> [Data listing]
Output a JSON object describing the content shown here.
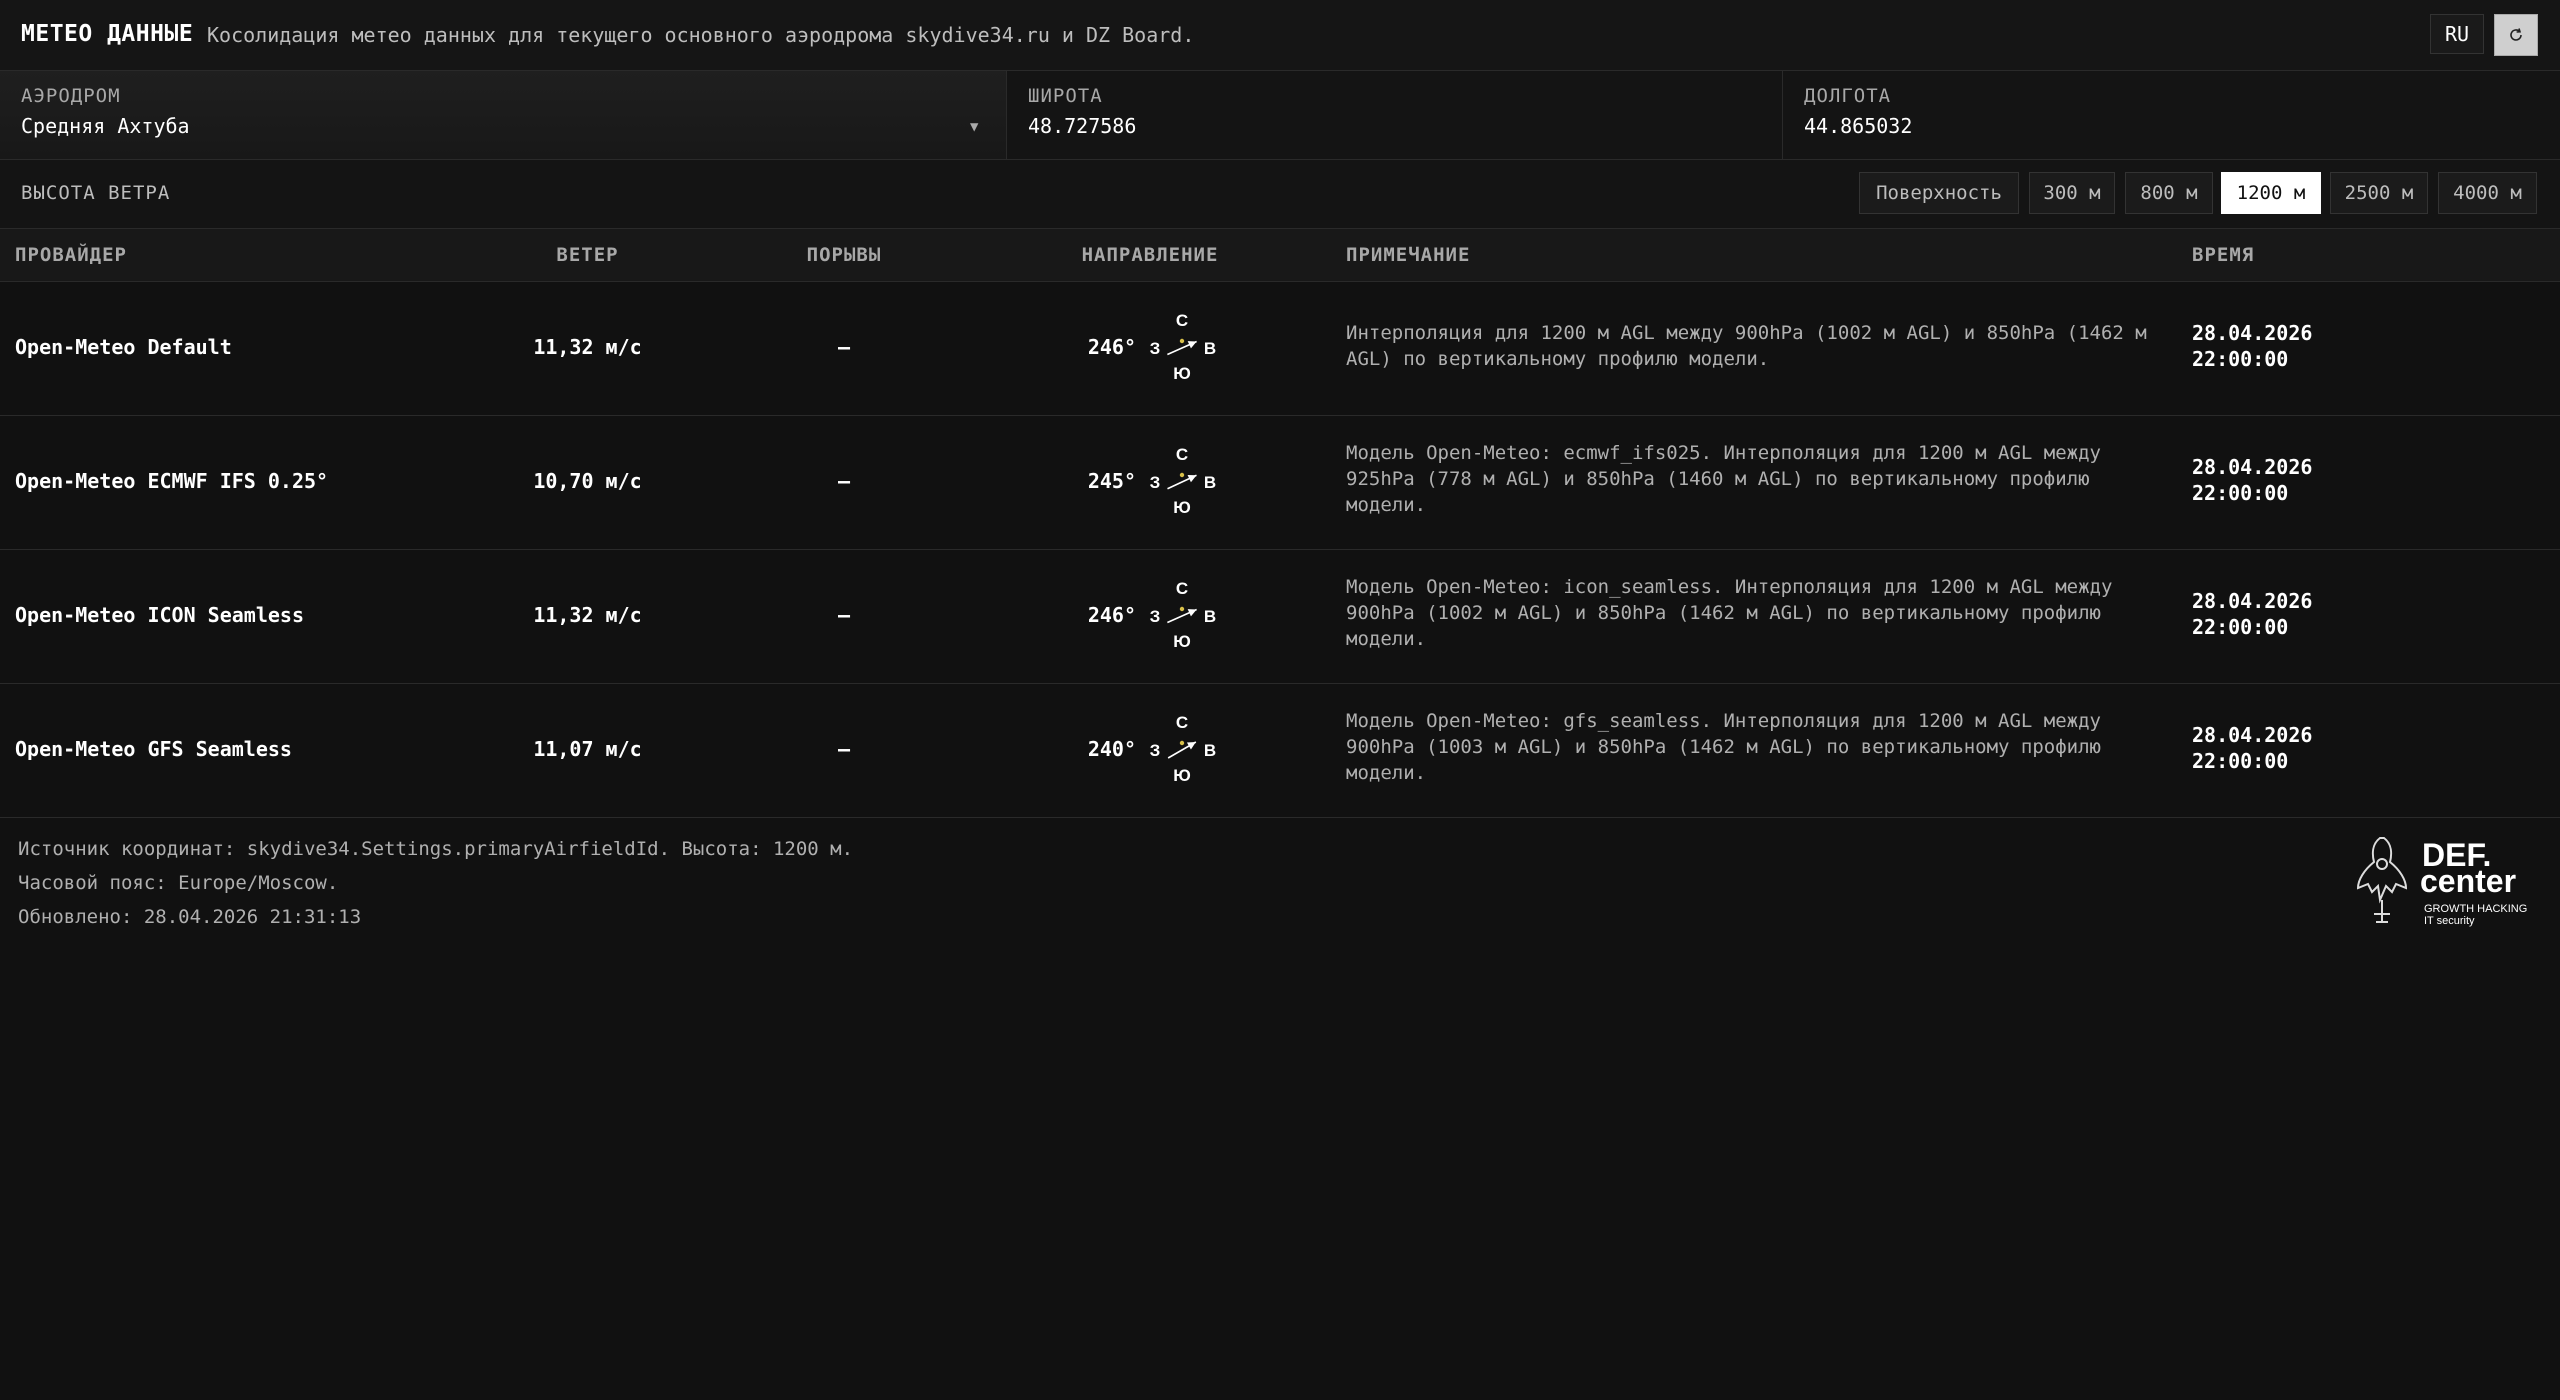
{
  "header": {
    "title": "МЕТЕО ДАННЫЕ",
    "subtitle": "Косолидация метео данных для текущего основного аэродрома skydive34.ru и DZ Board.",
    "lang": "RU",
    "refresh_icon": "refresh-icon"
  },
  "fields": {
    "airfield": {
      "label": "АЭРОДРОМ",
      "value": "Средняя Ахтуба"
    },
    "latitude": {
      "label": "ШИРОТА",
      "value": "48.727586"
    },
    "longitude": {
      "label": "ДОЛГОТА",
      "value": "44.865032"
    }
  },
  "wind_altitude": {
    "label": "ВЫСОТА ВЕТРА",
    "options": [
      "Поверхность",
      "300 м",
      "800 м",
      "1200 м",
      "2500 м",
      "4000 м"
    ],
    "selected": "1200 м"
  },
  "table": {
    "headers": [
      "ПРОВАЙДЕР",
      "ВЕТЕР",
      "ПОРЫВЫ",
      "НАПРАВЛЕНИЕ",
      "ПРИМЕЧАНИЕ",
      "ВРЕМЯ"
    ],
    "compass_labels": {
      "n": "С",
      "s": "Ю",
      "w": "З",
      "e": "В"
    },
    "rows": [
      {
        "provider": "Open-Meteo Default",
        "wind": "11,32 м/с",
        "gusts": "—",
        "direction": "246°",
        "direction_deg": 246,
        "note": "Интерполяция для 1200 м AGL между 900hPa (1002 м AGL) и 850hPa (1462 м AGL) по вертикальному профилю модели.",
        "date": "28.04.2026",
        "time": "22:00:00"
      },
      {
        "provider": "Open-Meteo ECMWF IFS 0.25°",
        "wind": "10,70 м/с",
        "gusts": "—",
        "direction": "245°",
        "direction_deg": 245,
        "note": "Модель Open-Meteo: ecmwf_ifs025. Интерполяция для 1200 м AGL между 925hPa (778 м AGL) и 850hPa (1460 м AGL) по вертикальному профилю модели.",
        "date": "28.04.2026",
        "time": "22:00:00"
      },
      {
        "provider": "Open-Meteo ICON Seamless",
        "wind": "11,32 м/с",
        "gusts": "—",
        "direction": "246°",
        "direction_deg": 246,
        "note": "Модель Open-Meteo: icon_seamless. Интерполяция для 1200 м AGL между 900hPa (1002 м AGL) и 850hPa (1462 м AGL) по вертикальному профилю модели.",
        "date": "28.04.2026",
        "time": "22:00:00"
      },
      {
        "provider": "Open-Meteo GFS Seamless",
        "wind": "11,07 м/с",
        "gusts": "—",
        "direction": "240°",
        "direction_deg": 240,
        "note": "Модель Open-Meteo: gfs_seamless. Интерполяция для 1200 м AGL между 900hPa (1003 м AGL) и 850hPa (1462 м AGL) по вертикальному профилю модели.",
        "date": "28.04.2026",
        "time": "22:00:00"
      }
    ]
  },
  "footer": {
    "source": "Источник координат: skydive34.Settings.primaryAirfieldId. Высота: 1200 м.",
    "timezone": "Часовой пояс: Europe/Moscow.",
    "updated": "Обновлено: 28.04.2026 21:31:13"
  },
  "logo": {
    "name": "DEF.center",
    "line1": "DEF.",
    "line2": "center",
    "tagline1": "GROWTH HACKING",
    "tagline2": "IT security"
  }
}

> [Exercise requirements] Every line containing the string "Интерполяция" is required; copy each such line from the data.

> [Task output]
        "note": "Интерполяция для 1200 м AGL между 900hPa (1002 м AGL) и 850hPa (1462 м AGL) по вертикальному профилю модели.",
        "note": "Модель Open-Meteo: ecmwf_ifs025. Интерполяция для 1200 м AGL между 925hPa (778 м AGL) и 850hPa (1460 м AGL) по вертикальному профилю модели.",
        "note": "Модель Open-Meteo: icon_seamless. Интерполяция для 1200 м AGL между 900hPa (1002 м AGL) и 850hPa (1462 м AGL) по вертикальному профилю модели.",
        "note": "Модель Open-Meteo: gfs_seamless. Интерполяция для 1200 м AGL между 900hPa (1003 м AGL) и 850hPa (1462 м AGL) по вертикальному профилю модели.",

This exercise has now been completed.